• _WHAT IS EXPECTED_
Write the records below out again exactly as given, with no images.
- - -
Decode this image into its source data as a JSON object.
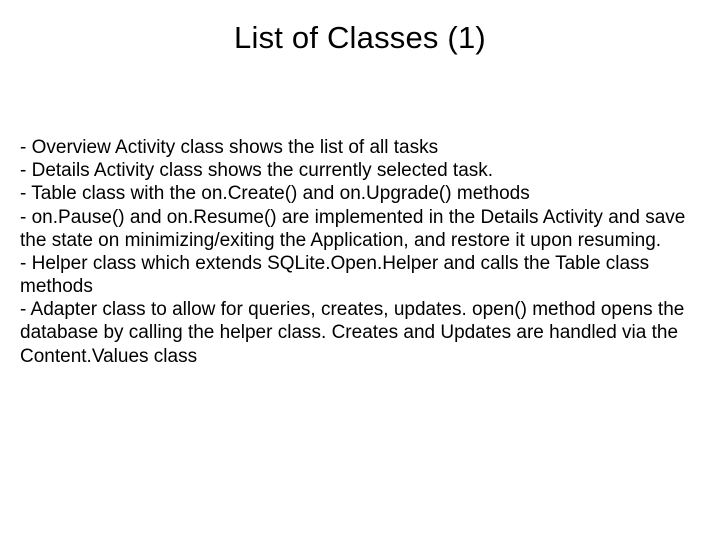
{
  "title": "List of Classes (1)",
  "lines": {
    "l0": "- Overview Activity class shows the list of all tasks",
    "l1": "- Details Activity class shows the currently selected task.",
    "l2": "- Table class with the on.Create() and on.Upgrade() methods",
    "l3": "- on.Pause() and on.Resume() are implemented in the Details Activity and save the state on minimizing/exiting the Application, and restore it upon resuming.",
    "l4": "- Helper class which extends SQLite.Open.Helper and calls the Table class methods",
    "l5": "- Adapter class to allow for queries, creates, updates.  open() method opens the database by calling the helper class.  Creates and Updates are handled via the Content.Values class"
  }
}
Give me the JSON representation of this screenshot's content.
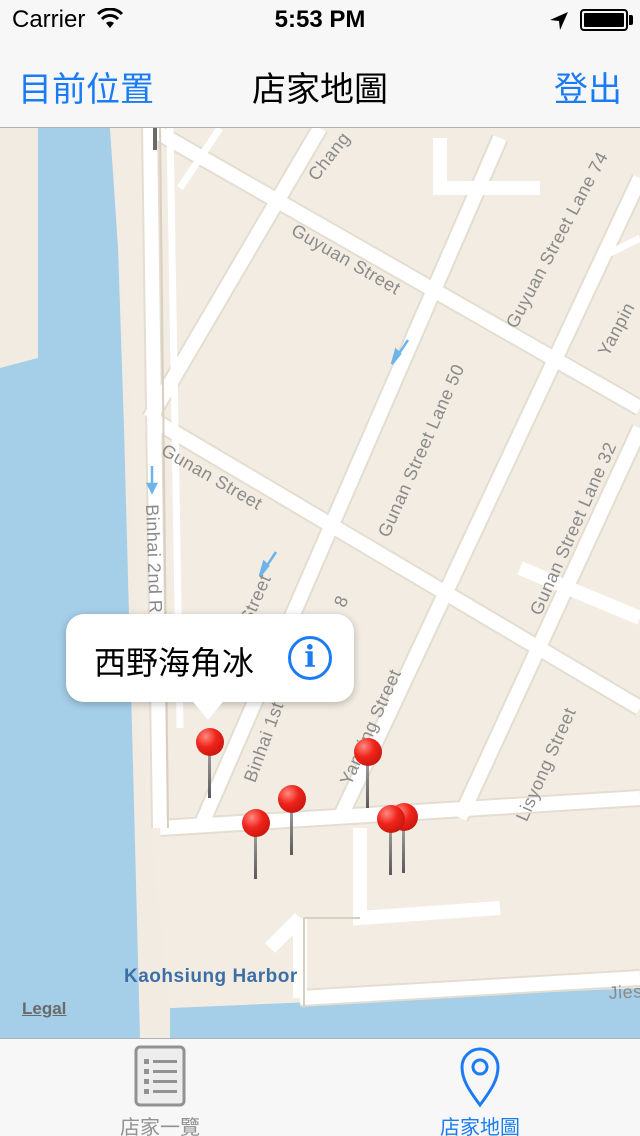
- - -
• _SOLUTION FOR THIS EXERCISE_
Decode this image into its source data as a JSON object.
{
  "title": "List of Classes (1)",
  "lines": {
    "l0": "- Overview Activity class shows the list of all tasks",
    "l1": "- Details Activity class shows the currently selected task.",
    "l2": "- Table class with the on.Create() and on.Upgrade() methods",
    "l3": "- on.Pause() and on.Resume() are implemented in the Details Activity and save the state on minimizing/exiting the Application, and restore it upon resuming.",
    "l4": "- Helper class which extends SQLite.Open.Helper and calls the Table class methods",
    "l5": "- Adapter class to allow for queries, creates, updates.  open() method opens the database by calling the helper class.  Creates and Updates are handled via the Content.Values class"
  }
}
Give me the JSON representation of this screenshot's content.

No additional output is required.